Olmsted didn't favor straight paths. But the ones here don't offend. They lead through dense green and flowery plantings in the English-style South Garden, and into some curves as well. Tulips or no tulips, the Conservatory Garden is a true balm for the soul in springtime.

central park conservatory garden manhattan nyc new york city
central park conservatory garden manhattan nyc new york city
central park conservatory garden manhattan nyc new york city

Trees with lots of character line the avenues, where you can find shaded seclusion on the brightest of sunny days.

central park conservatory garden manhattan nyc new york city
central park conservatory garden manhattan nyc new york city
central park conservatory garden manhattan nyc new york city

The French-style North Garden centers on the Untermyer Fountain, apparently a cast of the original Three Dancing Maidens sculpture by German sculptor Walter Schott.

untermyer fountain three dancing maidens central park conservatory garden manhattan nyc new york city
untermyer fountain three dancing maidens central park conservatory garden manhattan nyc new york city

It came to Central Park in 1947 from the Yonkers estate of Samuel Untermyer, prominent lawyer, anti-Nazi, and expert amateur horticulturalist. His estate is now Untermyer Gardens, itself well worth a visit. In fact, let's digress with a side trip to Yonkers, just north of the city.

untermyer gardens yonkers new york
Untermyer Gardens, Yonkers NY
untermyer gardens yonkers new york
Untermyer Gardens, Yonkers NY
untermyer gardens yonkers new york
Untermyer Gardens, Yonkers NY

I suspect many frequenters of the more heavily trafficked southern regions of Central Park have never seen the Conservatory Garden. All New Yorkers should know about it and pay a visit. Its formal layout is unique within the park. It's lovingly maintained.
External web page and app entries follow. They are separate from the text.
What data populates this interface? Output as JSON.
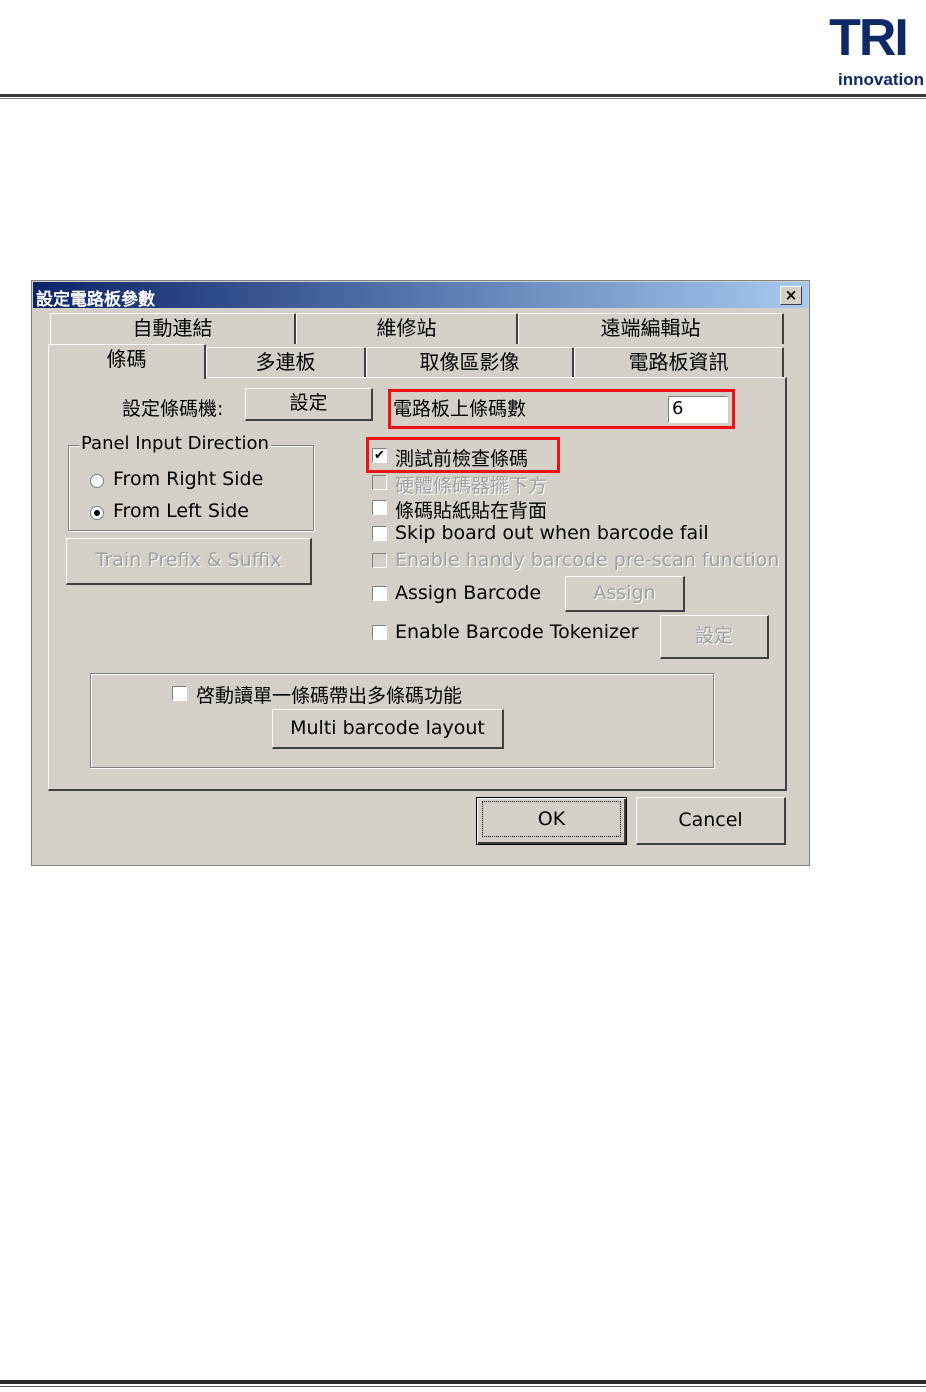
{
  "logo": {
    "text": "TRI",
    "sub": "innovation"
  },
  "dialog": {
    "title": "設定電路板參數",
    "close": "×",
    "tabs_back": [
      "自動連結",
      "維修站",
      "遠端編輯站"
    ],
    "tabs_front": [
      "條碼",
      "多連板",
      "取像區影像",
      "電路板資訊"
    ],
    "barcode_device_label": "設定條碼機:",
    "barcode_device_button": "設定",
    "barcode_count_label": "電路板上條碼數",
    "barcode_count_value": "6",
    "panel_direction": {
      "legend": "Panel Input Direction",
      "options": [
        "From Right Side",
        "From Left Side"
      ],
      "selected": "From Left Side"
    },
    "train_button": "Train Prefix & Suffix",
    "checkboxes": [
      {
        "label": "測試前檢查條碼",
        "checked": true,
        "enabled": true
      },
      {
        "label": "硬體條碼器擺下方",
        "checked": false,
        "enabled": false
      },
      {
        "label": "條碼貼紙貼在背面",
        "checked": false,
        "enabled": true
      },
      {
        "label": "Skip board out when barcode fail",
        "checked": false,
        "enabled": true
      },
      {
        "label": "Enable handy barcode pre-scan function",
        "checked": false,
        "enabled": false
      },
      {
        "label": "Assign Barcode",
        "checked": false,
        "enabled": true
      },
      {
        "label": "Enable Barcode Tokenizer",
        "checked": false,
        "enabled": true
      }
    ],
    "assign_button": "Assign",
    "tokenizer_button": "設定",
    "multi": {
      "label": "啓動讀單一條碼帶出多條碼功能",
      "button": "Multi barcode layout"
    },
    "ok": "OK",
    "cancel": "Cancel",
    "check_mark": "✔"
  }
}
It's not crowded (usually). And it's just plain beautiful.

central park conservatory garden manhattan nyc new york city

All photos © Jon Sobel, Critical Lens Media